With regard to the DIVA, imaging is not the strong suit. The best stage property it offers is certainly depth of field, which feels a bit too good when compared to the height and width it offered. The full-size model does not have that problem, putting out a more well-rounded appeal in terms of height, width, and depth of equal proportions. Both sound fine, you’ll not be underwhelmed, especially not for these prices and considering they’ve got a ton of other tech features inside their closed back designs.
FIIL did a good job on these. I can’t fault them at all and have very little to gripe over. The pads are excellent protein leather and absurdly supple and comfy, the build isn’t bad and I hear no creaking in the bands or when they fold up, the FIIL Logo lights up when I pair with BT and it gets people’s attention for sure, sound quality edged out the previous sub $199 Sony 950BT Bluetooth headphone and the full-size model is a hell of a bass canon and then some, but also has a forward and dynamic sound midrange and treble that is not lost at all to the immense bass response.
I can’t spot a single thing wrong with them on an objective level. For this price, they both bested some other sets in the closed back, portable circuit and that is even before thinking about the absurd amount of tech and features also packed into them. You can check out these models on discount on their Kickstarter page now. You can grab the full-size model for just $219 and the DIVA for just $169. These are very good values and great beater headphones to toss in your bag or purchase for your weary college student, friends or family. These headphones are all about musicality and fun factor, don’t expect neutral or accuracy here. Instead, expect to rock out and have a great time with your music.
Price: DIVA ($169) / Wireless Over-Ear ($219)
- Size: 7×6 inches
- Weight: .47lbs
- Bluetooth Verison: 4.1 Bluetooth
- CODEC: aptX®/ AAC / SBC for music modes, mSBC/CVSD for telephony modes
- Local Player CODEC: FLAC/AAC/MP3/APE/WAV/OGG, etc
- Speaker: 32mm dia., 32ohms, titanium alloy diaphragm
- Speaker Frequency Response: 15kHz~22kHz in wireless music modes, 10Hz~40kHz in wired modes
- Speaker Distortion: <[email protected],1kHz
- Speaker Sensitivity: 110dBSPL/V,1kHz
- Mic Frequency Response: 100Hz-10kHz
- Mic Sensitivity: -42dBV/Pa
- Active Noise Canceling: Low-frequency band up to 96%
- Passive Noise Reduction: High-frequency band up to 98%
- Battery: 580mAh lithium polymer
- Playtime: 30 hours (on a single charge)
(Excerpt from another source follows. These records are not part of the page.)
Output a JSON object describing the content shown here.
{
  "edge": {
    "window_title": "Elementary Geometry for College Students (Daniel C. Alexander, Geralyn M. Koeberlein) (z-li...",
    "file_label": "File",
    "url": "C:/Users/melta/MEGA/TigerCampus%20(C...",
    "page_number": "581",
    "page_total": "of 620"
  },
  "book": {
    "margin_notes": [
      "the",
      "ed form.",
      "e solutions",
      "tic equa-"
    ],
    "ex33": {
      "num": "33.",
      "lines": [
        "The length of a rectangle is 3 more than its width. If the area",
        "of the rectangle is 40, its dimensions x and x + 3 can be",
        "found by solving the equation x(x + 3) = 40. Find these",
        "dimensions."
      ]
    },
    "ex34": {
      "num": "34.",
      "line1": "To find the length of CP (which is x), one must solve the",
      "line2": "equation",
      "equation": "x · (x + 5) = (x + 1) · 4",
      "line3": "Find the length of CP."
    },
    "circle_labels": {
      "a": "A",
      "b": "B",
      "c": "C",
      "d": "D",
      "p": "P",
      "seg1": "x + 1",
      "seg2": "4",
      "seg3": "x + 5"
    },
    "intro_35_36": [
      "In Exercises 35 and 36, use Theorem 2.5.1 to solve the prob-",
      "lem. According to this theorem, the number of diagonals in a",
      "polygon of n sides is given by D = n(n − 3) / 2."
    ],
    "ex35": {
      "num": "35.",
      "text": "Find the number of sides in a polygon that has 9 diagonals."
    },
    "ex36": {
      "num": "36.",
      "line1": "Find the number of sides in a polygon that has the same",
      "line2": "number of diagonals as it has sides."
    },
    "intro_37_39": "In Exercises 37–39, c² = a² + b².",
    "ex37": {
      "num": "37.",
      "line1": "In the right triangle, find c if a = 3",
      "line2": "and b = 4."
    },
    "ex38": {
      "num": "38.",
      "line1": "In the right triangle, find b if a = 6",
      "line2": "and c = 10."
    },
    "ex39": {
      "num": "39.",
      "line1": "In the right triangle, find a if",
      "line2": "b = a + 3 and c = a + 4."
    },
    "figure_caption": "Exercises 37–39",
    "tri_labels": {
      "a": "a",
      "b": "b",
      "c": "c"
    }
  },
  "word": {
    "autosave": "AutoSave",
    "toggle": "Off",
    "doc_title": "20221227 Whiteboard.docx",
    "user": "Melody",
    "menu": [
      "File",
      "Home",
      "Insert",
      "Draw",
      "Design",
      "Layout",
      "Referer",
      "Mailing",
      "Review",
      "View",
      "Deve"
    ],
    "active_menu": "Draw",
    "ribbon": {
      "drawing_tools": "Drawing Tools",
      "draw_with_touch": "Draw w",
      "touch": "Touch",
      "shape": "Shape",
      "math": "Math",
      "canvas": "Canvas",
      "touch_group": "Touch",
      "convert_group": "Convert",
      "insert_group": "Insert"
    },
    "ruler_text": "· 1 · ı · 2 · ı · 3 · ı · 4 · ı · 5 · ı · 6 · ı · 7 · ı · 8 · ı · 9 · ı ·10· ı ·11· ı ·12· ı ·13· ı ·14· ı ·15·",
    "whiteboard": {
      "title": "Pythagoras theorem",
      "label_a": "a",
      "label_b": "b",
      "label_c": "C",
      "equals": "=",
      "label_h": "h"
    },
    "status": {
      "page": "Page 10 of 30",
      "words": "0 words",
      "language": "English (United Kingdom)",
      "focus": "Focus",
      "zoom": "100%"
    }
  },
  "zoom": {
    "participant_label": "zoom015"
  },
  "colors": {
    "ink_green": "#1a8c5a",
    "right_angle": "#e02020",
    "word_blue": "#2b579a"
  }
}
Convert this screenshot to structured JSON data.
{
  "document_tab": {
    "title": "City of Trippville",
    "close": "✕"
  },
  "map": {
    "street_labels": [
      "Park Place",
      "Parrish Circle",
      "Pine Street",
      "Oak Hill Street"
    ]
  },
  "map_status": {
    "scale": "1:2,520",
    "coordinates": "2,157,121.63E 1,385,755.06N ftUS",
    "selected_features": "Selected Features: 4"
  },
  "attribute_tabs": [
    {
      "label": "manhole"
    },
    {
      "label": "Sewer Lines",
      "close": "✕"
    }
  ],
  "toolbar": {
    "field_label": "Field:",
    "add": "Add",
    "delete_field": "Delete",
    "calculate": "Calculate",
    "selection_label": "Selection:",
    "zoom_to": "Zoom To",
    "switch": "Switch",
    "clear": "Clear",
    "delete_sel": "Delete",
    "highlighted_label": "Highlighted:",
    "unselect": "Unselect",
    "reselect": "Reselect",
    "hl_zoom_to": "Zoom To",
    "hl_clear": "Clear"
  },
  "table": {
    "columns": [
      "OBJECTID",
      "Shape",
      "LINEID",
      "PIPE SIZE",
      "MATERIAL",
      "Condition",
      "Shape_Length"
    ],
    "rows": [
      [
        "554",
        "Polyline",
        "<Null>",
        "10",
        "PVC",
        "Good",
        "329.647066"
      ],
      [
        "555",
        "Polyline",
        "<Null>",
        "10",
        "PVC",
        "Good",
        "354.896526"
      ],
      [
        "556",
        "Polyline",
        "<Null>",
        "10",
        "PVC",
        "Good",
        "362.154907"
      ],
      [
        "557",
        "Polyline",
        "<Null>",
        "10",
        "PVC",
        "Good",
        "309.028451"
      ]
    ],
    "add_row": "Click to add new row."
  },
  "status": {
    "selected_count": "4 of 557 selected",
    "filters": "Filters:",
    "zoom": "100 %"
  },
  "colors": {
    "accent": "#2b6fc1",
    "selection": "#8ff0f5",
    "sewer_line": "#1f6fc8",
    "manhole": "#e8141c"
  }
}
- Standby time: 40 days (on a single charge) OTG function and OTG data line support
- OTG speed: 5MB/s
- Micro USB cable (included)
- Padding: Memory foam and protein leather
- Color options: White or black